* About this task *
Copy every line of the material below word for word.

* Data to examine *

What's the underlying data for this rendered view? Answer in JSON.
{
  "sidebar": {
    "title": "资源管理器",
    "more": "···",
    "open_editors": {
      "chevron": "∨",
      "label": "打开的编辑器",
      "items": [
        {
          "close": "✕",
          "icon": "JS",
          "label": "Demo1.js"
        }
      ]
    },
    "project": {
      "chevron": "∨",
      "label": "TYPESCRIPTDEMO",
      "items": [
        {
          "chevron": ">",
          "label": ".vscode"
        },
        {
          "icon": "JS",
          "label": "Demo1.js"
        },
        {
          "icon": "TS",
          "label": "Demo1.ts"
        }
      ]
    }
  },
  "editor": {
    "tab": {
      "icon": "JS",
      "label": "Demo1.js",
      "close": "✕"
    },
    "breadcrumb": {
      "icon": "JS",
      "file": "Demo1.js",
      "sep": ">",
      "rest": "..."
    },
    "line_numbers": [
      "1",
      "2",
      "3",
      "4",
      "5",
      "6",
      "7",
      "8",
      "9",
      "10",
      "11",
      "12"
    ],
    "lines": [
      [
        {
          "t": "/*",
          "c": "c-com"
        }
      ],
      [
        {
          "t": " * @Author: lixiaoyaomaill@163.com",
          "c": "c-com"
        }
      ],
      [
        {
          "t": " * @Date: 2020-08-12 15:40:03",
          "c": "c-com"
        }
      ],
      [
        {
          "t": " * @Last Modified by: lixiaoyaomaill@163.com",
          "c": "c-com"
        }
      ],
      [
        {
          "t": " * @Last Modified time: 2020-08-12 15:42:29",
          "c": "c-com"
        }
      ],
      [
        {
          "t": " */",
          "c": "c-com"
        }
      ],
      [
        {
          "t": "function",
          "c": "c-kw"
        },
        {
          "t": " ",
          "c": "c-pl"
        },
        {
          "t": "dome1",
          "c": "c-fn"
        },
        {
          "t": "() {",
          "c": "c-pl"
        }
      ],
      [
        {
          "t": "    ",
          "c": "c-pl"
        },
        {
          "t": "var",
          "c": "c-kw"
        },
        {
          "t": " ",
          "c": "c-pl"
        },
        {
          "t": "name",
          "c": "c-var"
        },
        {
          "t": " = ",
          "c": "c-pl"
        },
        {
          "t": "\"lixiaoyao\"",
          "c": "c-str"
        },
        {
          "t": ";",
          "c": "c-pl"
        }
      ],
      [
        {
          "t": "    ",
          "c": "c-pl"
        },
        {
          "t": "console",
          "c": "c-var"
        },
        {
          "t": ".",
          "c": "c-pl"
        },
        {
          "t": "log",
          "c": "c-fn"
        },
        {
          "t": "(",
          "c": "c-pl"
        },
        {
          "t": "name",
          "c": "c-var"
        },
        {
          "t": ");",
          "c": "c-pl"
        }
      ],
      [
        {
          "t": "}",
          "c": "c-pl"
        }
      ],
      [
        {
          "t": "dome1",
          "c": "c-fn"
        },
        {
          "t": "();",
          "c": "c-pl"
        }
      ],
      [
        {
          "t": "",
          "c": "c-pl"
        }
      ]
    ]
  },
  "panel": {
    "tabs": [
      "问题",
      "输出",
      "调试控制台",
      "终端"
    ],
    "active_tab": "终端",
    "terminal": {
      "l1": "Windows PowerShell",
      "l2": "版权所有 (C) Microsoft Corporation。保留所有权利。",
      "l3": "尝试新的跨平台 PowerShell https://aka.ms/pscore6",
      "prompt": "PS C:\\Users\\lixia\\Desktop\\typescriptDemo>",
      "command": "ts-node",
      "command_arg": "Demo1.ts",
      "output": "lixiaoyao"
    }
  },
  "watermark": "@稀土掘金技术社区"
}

* Solution to the problem *
What's the underlying data for this rendered view? Answer in JSON.
{
  "sidebar": {
    "title": "资源管理器",
    "more": "···",
    "open_editors": {
      "chevron": "∨",
      "label": "打开的编辑器",
      "items": [
        {
          "close": "✕",
          "icon": "JS",
          "label": "Demo1.js"
        }
      ]
    },
    "project": {
      "chevron": "∨",
      "label": "TYPESCRIPTDEMO",
      "items": [
        {
          "chevron": ">",
          "label": ".vscode"
        },
        {
          "icon": "JS",
          "label": "Demo1.js"
        },
        {
          "icon": "TS",
          "label": "Demo1.ts"
        }
      ]
    }
  },
  "editor": {
    "tab": {
      "icon": "JS",
      "label": "Demo1.js",
      "close": "✕"
    },
    "breadcrumb": {
      "icon": "JS",
      "file": "Demo1.js",
      "sep": ">",
      "rest": "..."
    },
    "line_numbers": [
      "1",
      "2",
      "3",
      "4",
      "5",
      "6",
      "7",
      "8",
      "9",
      "10",
      "11",
      "12"
    ],
    "lines": [
      [
        {
          "t": "/*",
          "c": "c-com"
        }
      ],
      [
        {
          "t": " * @Author: lixiaoyaomaill@163.com",
          "c": "c-com"
        }
      ],
      [
        {
          "t": " * @Date: 2020-08-12 15:40:03",
          "c": "c-com"
        }
      ],
      [
        {
          "t": " * @Last Modified by: lixiaoyaomaill@163.com",
          "c": "c-com"
        }
      ],
      [
        {
          "t": " * @Last Modified time: 2020-08-12 15:42:29",
          "c": "c-com"
        }
      ],
      [
        {
          "t": " */",
          "c": "c-com"
        }
      ],
      [
        {
          "t": "function",
          "c": "c-kw"
        },
        {
          "t": " ",
          "c": "c-pl"
        },
        {
          "t": "dome1",
          "c": "c-fn"
        },
        {
          "t": "() {",
          "c": "c-pl"
        }
      ],
      [
        {
          "t": "    ",
          "c": "c-pl"
        },
        {
          "t": "var",
          "c": "c-kw"
        },
        {
          "t": " ",
          "c": "c-pl"
        },
        {
          "t": "name",
          "c": "c-var"
        },
        {
          "t": " = ",
          "c": "c-pl"
        },
        {
          "t": "\"lixiaoyao\"",
          "c": "c-str"
        },
        {
          "t": ";",
          "c": "c-pl"
        }
      ],
      [
        {
          "t": "    ",
          "c": "c-pl"
        },
        {
          "t": "console",
          "c": "c-var"
        },
        {
          "t": ".",
          "c": "c-pl"
        },
        {
          "t": "log",
          "c": "c-fn"
        },
        {
          "t": "(",
          "c": "c-pl"
        },
        {
          "t": "name",
          "c": "c-var"
        },
        {
          "t": ");",
          "c": "c-pl"
        }
      ],
      [
        {
          "t": "}",
          "c": "c-pl"
        }
      ],
      [
        {
          "t": "dome1",
          "c": "c-fn"
        },
        {
          "t": "();",
          "c": "c-pl"
        }
      ],
      [
        {
          "t": "",
          "c": "c-pl"
        }
      ]
    ]
  },
  "panel": {
    "tabs": [
      "问题",
      "输出",
      "调试控制台",
      "终端"
    ],
    "active_tab": "终端",
    "terminal": {
      "l1": "Windows PowerShell",
      "l2": "版权所有 (C) Microsoft Corporation。保留所有权利。",
      "l3": "尝试新的跨平台 PowerShell https://aka.ms/pscore6",
      "prompt": "PS C:\\Users\\lixia\\Desktop\\typescriptDemo>",
      "command": "ts-node",
      "command_arg": "Demo1.ts",
      "output": "lixiaoyao"
    }
  },
  "watermark": "@稀土掘金技术社区"
}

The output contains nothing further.